First-past-post system 'is broken'
Last year's general election result was determined by less than 2% of voters, according to a think tank report which has denounced first-past-the-post voting as a "broken system" for choosing Westminster MPs.
The report from the left-of-centre Institute for Public Policy Research comes ahead of the May 5 referendum on replacing first-past-the-post (FPTP) with the alternative vote (AV) system, under which voters rank candidates in order of preference.
While supporters of FPTP - including most Conservatives and a large number of Labour MPs - argue it is the best way of producing strong governments, today's report argues that long-term changes in voting patterns mean the system has become a recipe for hung parliaments and coalitions in future.
Only about 31% of voters - 9 million people - live in the marginal seats which form the main battlefields in elections under FPTP, found the IPPR. But the number whose votes made up the margin of victory in seats which actually changed hands was even smaller - just over 460,000, or 1.6% of the electorate.
The figures meant that 69% of votes cast last May had little chance of making any difference to the result, while more than 98% did not make a decisive impact, said the think tank.
More than a third (34.9%) of votes in the 2010 general election were cast for parties other than the "big two", increasing a trend which has seen Labour and the Tories together garner a dwindling share of support, found the report.
While the two biggest parties between them secured 96.8% of the vote in 1951, that share has now fallen to just 65.1%.

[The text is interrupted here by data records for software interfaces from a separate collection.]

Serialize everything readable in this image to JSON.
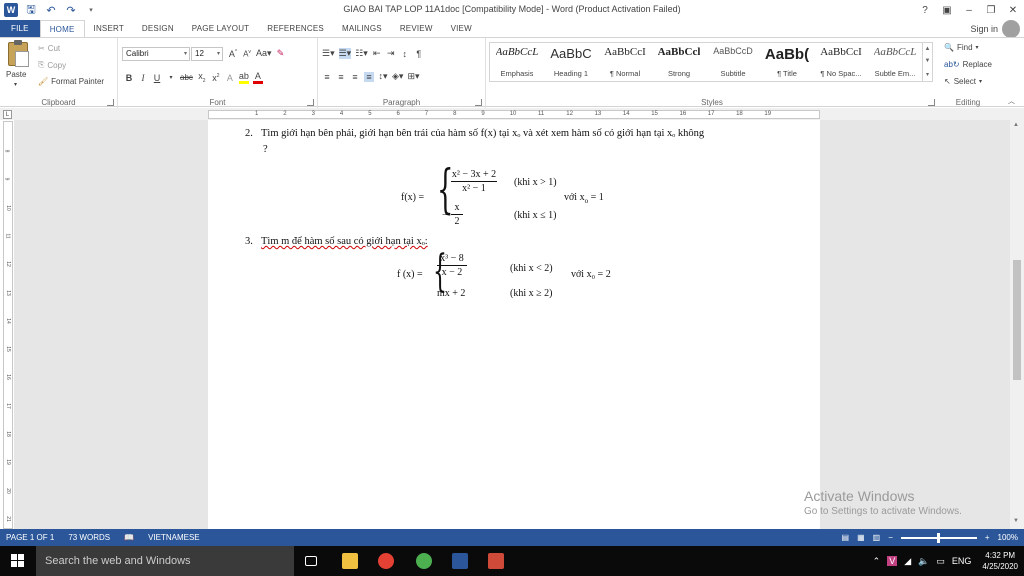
{
  "window": {
    "title": "GIAO BAI TAP LOP 11A1doc [Compatibility Mode] - Word (Product Activation Failed)",
    "controls": [
      "?",
      "▣",
      "–",
      "❐",
      "✕"
    ]
  },
  "tabs": [
    "FILE",
    "HOME",
    "INSERT",
    "DESIGN",
    "PAGE LAYOUT",
    "REFERENCES",
    "MAILINGS",
    "REVIEW",
    "VIEW"
  ],
  "signin": "Sign in",
  "clipboard": {
    "paste": "Paste",
    "cut": "Cut",
    "copy": "Copy",
    "format_painter": "Format Painter",
    "label": "Clipboard"
  },
  "font": {
    "name": "Calibri",
    "size": "12",
    "label": "Font"
  },
  "paragraph": {
    "label": "Paragraph"
  },
  "styles": {
    "label": "Styles",
    "items": [
      {
        "preview": "AaBbCcL",
        "name": "Emphasis"
      },
      {
        "preview": "AaBbC",
        "name": "Heading 1"
      },
      {
        "preview": "AaBbCcI",
        "name": "¶ Normal"
      },
      {
        "preview": "AaBbCcl",
        "name": "Strong"
      },
      {
        "preview": "AaBbCcD",
        "name": "Subtitle"
      },
      {
        "preview": "AaBb(",
        "name": "¶ Title"
      },
      {
        "preview": "AaBbCcI",
        "name": "¶ No Spac..."
      },
      {
        "preview": "AaBbCcL",
        "name": "Subtle Em..."
      }
    ]
  },
  "editing": {
    "find": "Find",
    "replace": "Replace",
    "select": "Select",
    "label": "Editing"
  },
  "ruler_numbers": [
    "1",
    "2",
    "3",
    "4",
    "5",
    "6",
    "7",
    "8",
    "9",
    "10",
    "11",
    "12",
    "13",
    "14",
    "15",
    "16",
    "17",
    "18",
    "19"
  ],
  "vruler_numbers": [
    "8",
    "9",
    "10",
    "11",
    "12",
    "13",
    "14",
    "15",
    "16",
    "17",
    "18",
    "19",
    "20",
    "21"
  ],
  "document": {
    "q2_num": "2.",
    "q2_text": "Tìm giới hạn bên phải, giới hạn bên trái của hàm số f(x) tại  xₒ và xét xem hàm số có giới hạn tại xₒ không",
    "q2_cont": "?",
    "f1_lhs": "f(x) =",
    "f1_case1_num": "x² − 3x + 2",
    "f1_case1_den": "x² − 1",
    "f1_case1_cond": "(khi x > 1)",
    "f1_case2_sign": "−",
    "f1_case2_num": "x",
    "f1_case2_den": "2",
    "f1_case2_cond": "(khi x ≤ 1)",
    "f1_at": "với  x",
    "f1_at_sub": "o",
    "f1_at_val": " = 1",
    "q3_num": "3.",
    "q3_text": "Tìm m để hàm số sau có giới hạn tại xₒ:",
    "f2_lhs": "f (x) =",
    "f2_case1_num": "x³ − 8",
    "f2_case1_den": "x − 2",
    "f2_case1_cond": "(khi x < 2)",
    "f2_case2": "mx + 2",
    "f2_case2_cond": "(khi x ≥ 2)",
    "f2_at": "với x₀ = 2"
  },
  "watermark": {
    "line1": "Activate Windows",
    "line2": "Go to Settings to activate Windows."
  },
  "status": {
    "page": "PAGE 1 OF 1",
    "words": "73 WORDS",
    "language": "VIETNAMESE",
    "zoom": "100%"
  },
  "taskbar": {
    "search_placeholder": "Search the web and Windows",
    "lang": "ENG",
    "time": "4:32 PM",
    "date": "4/25/2020"
  }
}
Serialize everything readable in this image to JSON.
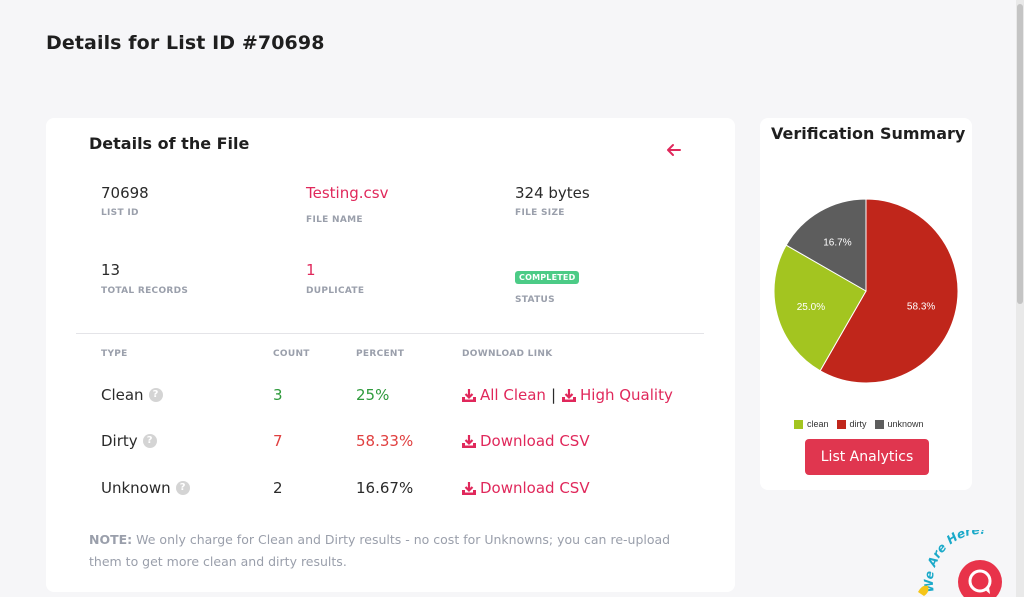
{
  "page": {
    "title": "Details for List ID #70698"
  },
  "details": {
    "title": "Details of the File",
    "fields": {
      "list_id": {
        "value": "70698",
        "label": "LIST ID"
      },
      "file_name": {
        "value": "Testing.csv",
        "label": "FILE NAME"
      },
      "file_size": {
        "value": "324 bytes",
        "label": "FILE SIZE"
      },
      "total_records": {
        "value": "13",
        "label": "TOTAL RECORDS"
      },
      "duplicate": {
        "value": "1",
        "label": "DUPLICATE"
      },
      "status": {
        "value": "COMPLETED",
        "label": "STATUS"
      }
    },
    "table": {
      "headers": {
        "type": "TYPE",
        "count": "COUNT",
        "percent": "PERCENT",
        "download": "DOWNLOAD LINK"
      },
      "rows": [
        {
          "type": "Clean",
          "count": "3",
          "percent": "25%",
          "links": [
            "All Clean",
            "High Quality"
          ]
        },
        {
          "type": "Dirty",
          "count": "7",
          "percent": "58.33%",
          "links": [
            "Download CSV"
          ]
        },
        {
          "type": "Unknown",
          "count": "2",
          "percent": "16.67%",
          "links": [
            "Download CSV"
          ]
        }
      ]
    },
    "note": {
      "bold": "NOTE:",
      "text": " We only charge for Clean and Dirty results - no cost for Unknowns; you can re-upload them to get more clean and dirty results."
    }
  },
  "summary": {
    "title": "Verification Summary",
    "button": "List Analytics",
    "chart_data": {
      "type": "pie",
      "categories": [
        "clean",
        "dirty",
        "unknown"
      ],
      "values": [
        25.0,
        58.3,
        16.7
      ],
      "labels": [
        "25.0%",
        "58.3%",
        "16.7%"
      ],
      "colors": [
        "#a3c520",
        "#c0261b",
        "#5d5d5d"
      ],
      "legend_position": "bottom"
    }
  },
  "chat_widget": {
    "text": "We Are Here!"
  },
  "icons": {
    "back": "arrow-left-icon",
    "help": "question-circle-icon",
    "download": "download-icon",
    "chat": "chat-bubble-icon"
  }
}
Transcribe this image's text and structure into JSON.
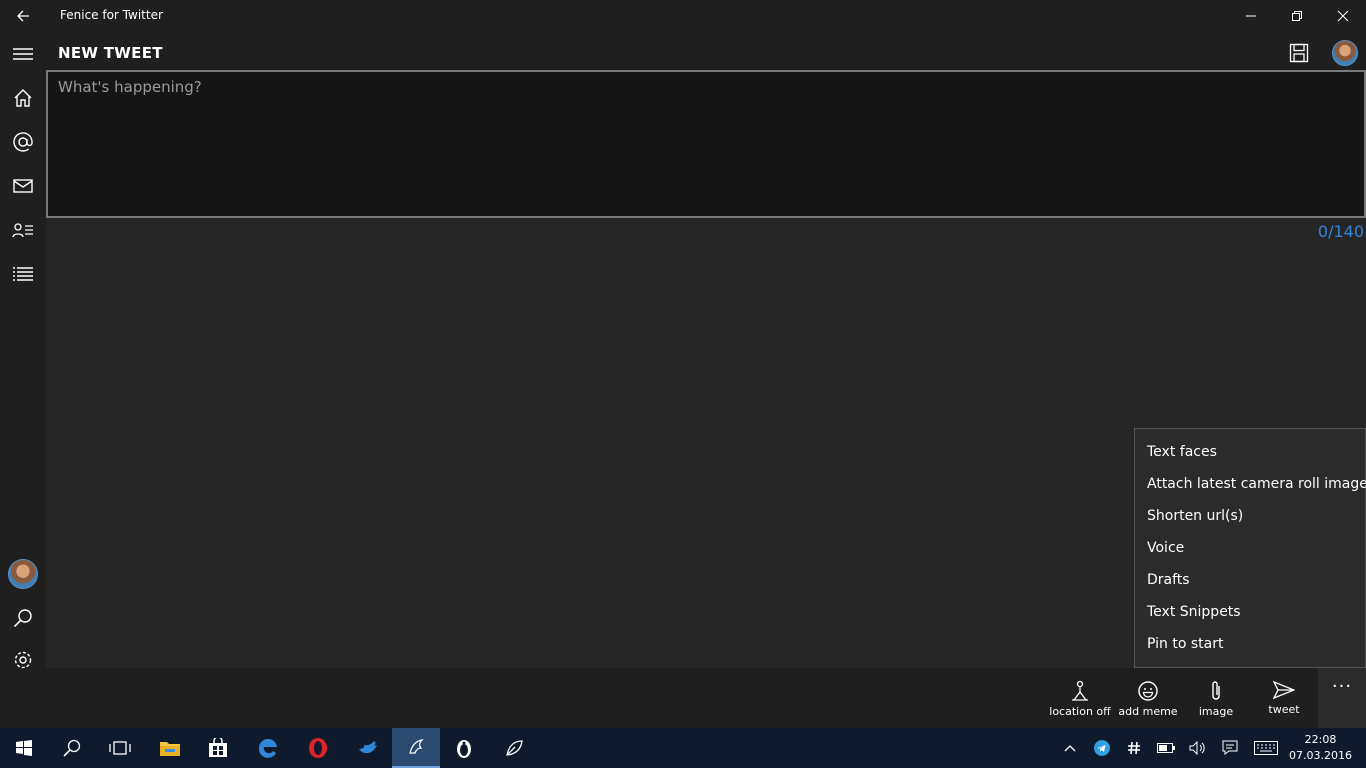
{
  "window": {
    "title": "Fenice for Twitter"
  },
  "header": {
    "title": "NEW TWEET"
  },
  "compose": {
    "placeholder": "What's happening?",
    "value": "",
    "counter": "0/140"
  },
  "menu": {
    "items": [
      "Text faces",
      "Attach latest camera roll image",
      "Shorten url(s)",
      "Voice",
      "Drafts",
      "Text Snippets",
      "Pin to start"
    ]
  },
  "appbar": {
    "location_label": "location off",
    "meme_label": "add meme",
    "image_label": "image",
    "tweet_label": "tweet",
    "more_label": "···"
  },
  "taskbar": {
    "time": "22:08",
    "date": "07.03.2016"
  },
  "colors": {
    "accent": "#2f86d6",
    "background": "#262626",
    "chrome": "#1f1f1f"
  }
}
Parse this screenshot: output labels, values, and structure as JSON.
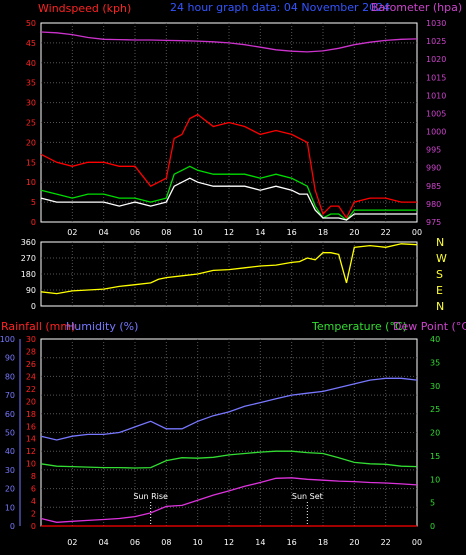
{
  "chart_data": [
    {
      "type": "line",
      "title": "24 hour graph data: 04 November 2024",
      "left_label": "Windspeed (kph)",
      "right_label": "Barometer (hpa)",
      "left_ylim": [
        0,
        50
      ],
      "left_ticks": [
        0,
        5,
        10,
        15,
        20,
        25,
        30,
        35,
        40,
        45,
        50
      ],
      "right_ylim": [
        975,
        1030
      ],
      "right_ticks": [
        975,
        980,
        985,
        990,
        995,
        1000,
        1005,
        1010,
        1015,
        1020,
        1025,
        1030
      ],
      "x_hours": [
        0,
        24
      ],
      "x_ticks": [
        "02",
        "04",
        "06",
        "08",
        "10",
        "12",
        "14",
        "16",
        "18",
        "20",
        "22",
        "00"
      ],
      "grid": true,
      "series": [
        {
          "color": "#ff0000",
          "axis": "left",
          "x": [
            0,
            1,
            2,
            3,
            4,
            5,
            6,
            7,
            8,
            8.5,
            9,
            9.5,
            10,
            11,
            12,
            13,
            14,
            15,
            16,
            16.5,
            17,
            17.5,
            18,
            18.5,
            19,
            19.5,
            20,
            21,
            22,
            23,
            24
          ],
          "y": [
            17,
            15,
            14,
            15,
            15,
            14,
            14,
            9,
            11,
            21,
            22,
            26,
            27,
            24,
            25,
            24,
            22,
            23,
            22,
            21,
            20,
            8,
            2,
            4,
            4,
            1,
            5,
            6,
            6,
            5,
            5
          ]
        },
        {
          "color": "#00dd00",
          "axis": "left",
          "x": [
            0,
            1,
            2,
            3,
            4,
            5,
            6,
            7,
            8,
            8.5,
            9,
            9.5,
            10,
            11,
            12,
            13,
            14,
            15,
            16,
            16.5,
            17,
            17.5,
            18,
            18.5,
            19,
            19.5,
            20,
            21,
            22,
            23,
            24
          ],
          "y": [
            8,
            7,
            6,
            7,
            7,
            6,
            6,
            5,
            6,
            12,
            13,
            14,
            13,
            12,
            12,
            12,
            11,
            12,
            11,
            10,
            9,
            4,
            1,
            2,
            2,
            0.5,
            3,
            3,
            3,
            3,
            3
          ]
        },
        {
          "color": "#ffffff",
          "axis": "left",
          "x": [
            0,
            1,
            2,
            3,
            4,
            5,
            6,
            7,
            8,
            8.5,
            9,
            9.5,
            10,
            11,
            12,
            13,
            14,
            15,
            16,
            16.5,
            17,
            17.5,
            18,
            18.5,
            19,
            19.5,
            20,
            21,
            22,
            23,
            24
          ],
          "y": [
            6,
            5,
            5,
            5,
            5,
            4,
            5,
            4,
            5,
            9,
            10,
            11,
            10,
            9,
            9,
            9,
            8,
            9,
            8,
            7,
            7,
            3,
            1,
            1,
            1,
            0.5,
            2,
            2,
            2,
            2,
            2
          ]
        },
        {
          "color": "#cc33cc",
          "axis": "right",
          "x": [
            0,
            1,
            2,
            3,
            4,
            5,
            6,
            7,
            8,
            9,
            10,
            11,
            12,
            13,
            14,
            15,
            16,
            17,
            18,
            19,
            20,
            21,
            22,
            23,
            24
          ],
          "y": [
            1027.5,
            1027.3,
            1026.8,
            1026,
            1025.5,
            1025.4,
            1025.3,
            1025.3,
            1025.2,
            1025.1,
            1025,
            1024.8,
            1024.5,
            1024,
            1023.3,
            1022.6,
            1022.2,
            1022,
            1022.3,
            1023,
            1024,
            1024.7,
            1025.2,
            1025.5,
            1025.6
          ]
        }
      ]
    },
    {
      "type": "line",
      "ylim": [
        0,
        360
      ],
      "left_ticks": [
        0,
        90,
        180,
        270,
        360
      ],
      "right_labels": [
        "N",
        "W",
        "S",
        "E",
        "N"
      ],
      "x_hours": [
        0,
        24
      ],
      "grid": true,
      "series": [
        {
          "color": "#ffff00",
          "x": [
            0,
            1,
            2,
            3,
            4,
            5,
            6,
            7,
            7.5,
            8,
            9,
            10,
            11,
            12,
            13,
            14,
            15,
            16,
            16.5,
            17,
            17.5,
            18,
            18.5,
            19,
            19.5,
            20,
            21,
            22,
            23,
            24
          ],
          "y": [
            80,
            70,
            85,
            90,
            95,
            110,
            120,
            130,
            150,
            160,
            170,
            180,
            200,
            205,
            215,
            225,
            230,
            245,
            250,
            270,
            260,
            300,
            300,
            290,
            130,
            330,
            340,
            330,
            350,
            345
          ]
        }
      ]
    },
    {
      "type": "line",
      "left_label_1": "Rainfall (mm)",
      "left_label_2": "Humidity (%)",
      "right_label_1": "Temperature (°C)",
      "right_label_2": "Dew Point (°C)",
      "rain_ylim": [
        0,
        30
      ],
      "rain_ticks": [
        0,
        2,
        4,
        6,
        8,
        10,
        12,
        14,
        16,
        18,
        20,
        22,
        24,
        26,
        28,
        30
      ],
      "humidity_ylim": [
        0,
        100
      ],
      "humidity_ticks": [
        0,
        10,
        20,
        30,
        40,
        50,
        60,
        70,
        80,
        90,
        100
      ],
      "temp_ylim": [
        0,
        40
      ],
      "temp_ticks": [
        0,
        5,
        10,
        15,
        20,
        25,
        30,
        35,
        40
      ],
      "x_hours": [
        0,
        24
      ],
      "x_ticks": [
        "02",
        "04",
        "06",
        "08",
        "10",
        "12",
        "14",
        "16",
        "18",
        "20",
        "22",
        "00"
      ],
      "grid": true,
      "annotations": [
        {
          "text": "Sun Rise",
          "hour": 7
        },
        {
          "text": "Sun Set",
          "hour": 17
        }
      ],
      "series": [
        {
          "color": "#7777ff",
          "axis": "humidity",
          "x": [
            0,
            1,
            2,
            3,
            4,
            5,
            6,
            7,
            8,
            9,
            10,
            11,
            12,
            13,
            14,
            15,
            16,
            17,
            18,
            19,
            20,
            21,
            22,
            23,
            24
          ],
          "y": [
            48,
            46,
            48,
            49,
            49,
            50,
            53,
            56,
            52,
            52,
            56,
            59,
            61,
            64,
            66,
            68,
            70,
            71,
            72,
            74,
            76,
            78,
            79,
            79,
            78
          ]
        },
        {
          "color": "#33dd33",
          "axis": "temp",
          "x": [
            0,
            1,
            2,
            3,
            4,
            5,
            6,
            7,
            8,
            9,
            10,
            11,
            12,
            13,
            14,
            15,
            16,
            17,
            18,
            19,
            20,
            21,
            22,
            23,
            24
          ],
          "y": [
            13.3,
            12.8,
            12.7,
            12.6,
            12.5,
            12.5,
            12.4,
            12.5,
            14,
            14.6,
            14.5,
            14.7,
            15.2,
            15.5,
            15.8,
            16,
            16,
            15.7,
            15.5,
            14.6,
            13.6,
            13.3,
            13.2,
            12.8,
            12.7
          ]
        },
        {
          "color": "#dd33dd",
          "axis": "temp",
          "x": [
            0,
            1,
            2,
            3,
            4,
            5,
            6,
            7,
            8,
            9,
            10,
            11,
            12,
            13,
            14,
            15,
            16,
            17,
            18,
            19,
            20,
            21,
            22,
            23,
            24
          ],
          "y": [
            1.6,
            0.8,
            1.0,
            1.2,
            1.4,
            1.6,
            2.0,
            2.8,
            4.2,
            4.4,
            5.5,
            6.6,
            7.5,
            8.5,
            9.3,
            10.2,
            10.3,
            10.0,
            9.8,
            9.6,
            9.5,
            9.3,
            9.2,
            9.0,
            8.8
          ]
        },
        {
          "color": "#ff0000",
          "axis": "rain",
          "x": [
            0,
            24
          ],
          "y": [
            0,
            0
          ]
        }
      ]
    }
  ]
}
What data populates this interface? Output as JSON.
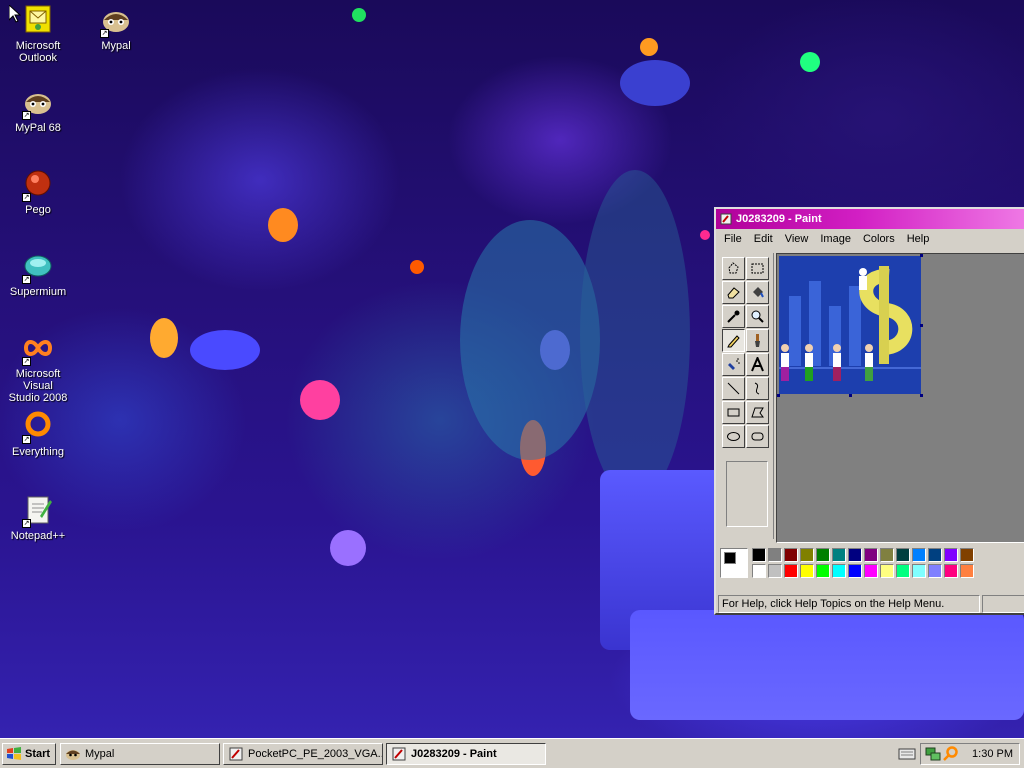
{
  "desktop": {
    "icons": [
      {
        "label": "Microsoft\nOutlook"
      },
      {
        "label": "Mypal"
      },
      {
        "label": "MyPal 68"
      },
      {
        "label": "Pego"
      },
      {
        "label": "Supermium"
      },
      {
        "label": "Microsoft Visual\nStudio 2008"
      },
      {
        "label": "Everything"
      },
      {
        "label": "Notepad++"
      }
    ]
  },
  "paint": {
    "title": "J0283209 - Paint",
    "menu": [
      "File",
      "Edit",
      "View",
      "Image",
      "Colors",
      "Help"
    ],
    "tools": [
      "free-form-select",
      "select",
      "eraser",
      "fill-with-color",
      "pick-color",
      "magnifier",
      "pencil",
      "brush",
      "airbrush",
      "text",
      "line",
      "curve",
      "rectangle",
      "polygon",
      "ellipse",
      "rounded-rectangle"
    ],
    "active_tool": "pencil",
    "palette_row1": [
      "#000000",
      "#808080",
      "#800000",
      "#808000",
      "#008000",
      "#008080",
      "#000080",
      "#800080",
      "#808040",
      "#004040",
      "#0080ff",
      "#004080",
      "#8000ff",
      "#804000"
    ],
    "palette_row2": [
      "#ffffff",
      "#c0c0c0",
      "#ff0000",
      "#ffff00",
      "#00ff00",
      "#00ffff",
      "#0000ff",
      "#ff00ff",
      "#ffff80",
      "#00ff80",
      "#80ffff",
      "#8080ff",
      "#ff0080",
      "#ff8040"
    ],
    "status": "For Help, click Help Topics on the Help Menu."
  },
  "taskbar": {
    "start_label": "Start",
    "tasks": [
      {
        "label": "Mypal"
      },
      {
        "label": "PocketPC_PE_2003_VGA..."
      },
      {
        "label": "J0283209 - Paint"
      }
    ],
    "clock": "1:30 PM"
  }
}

The increasing success of smaller parties makes single-party government less likely, with the major parties now requiring 85 more seats than their major rivals to secure power and 100 more to enjoy the kind of parliamentary majority needed to govern effectively.
Even if Liberal Democrat representation fell from 57 MPs to 25 at the next election, the victorious party would need to return around 50 more MPs to Westminster than their main rivals to be confident of an outright majority.
And the report also highlighted the inbuilt bias to the FPTP system which means Labour can win an absolute majority with a 3% lead over Tories, while the Conservatives would need an 11% advantage - leaving a 14% gap in which a hung Parliament is the most likely result.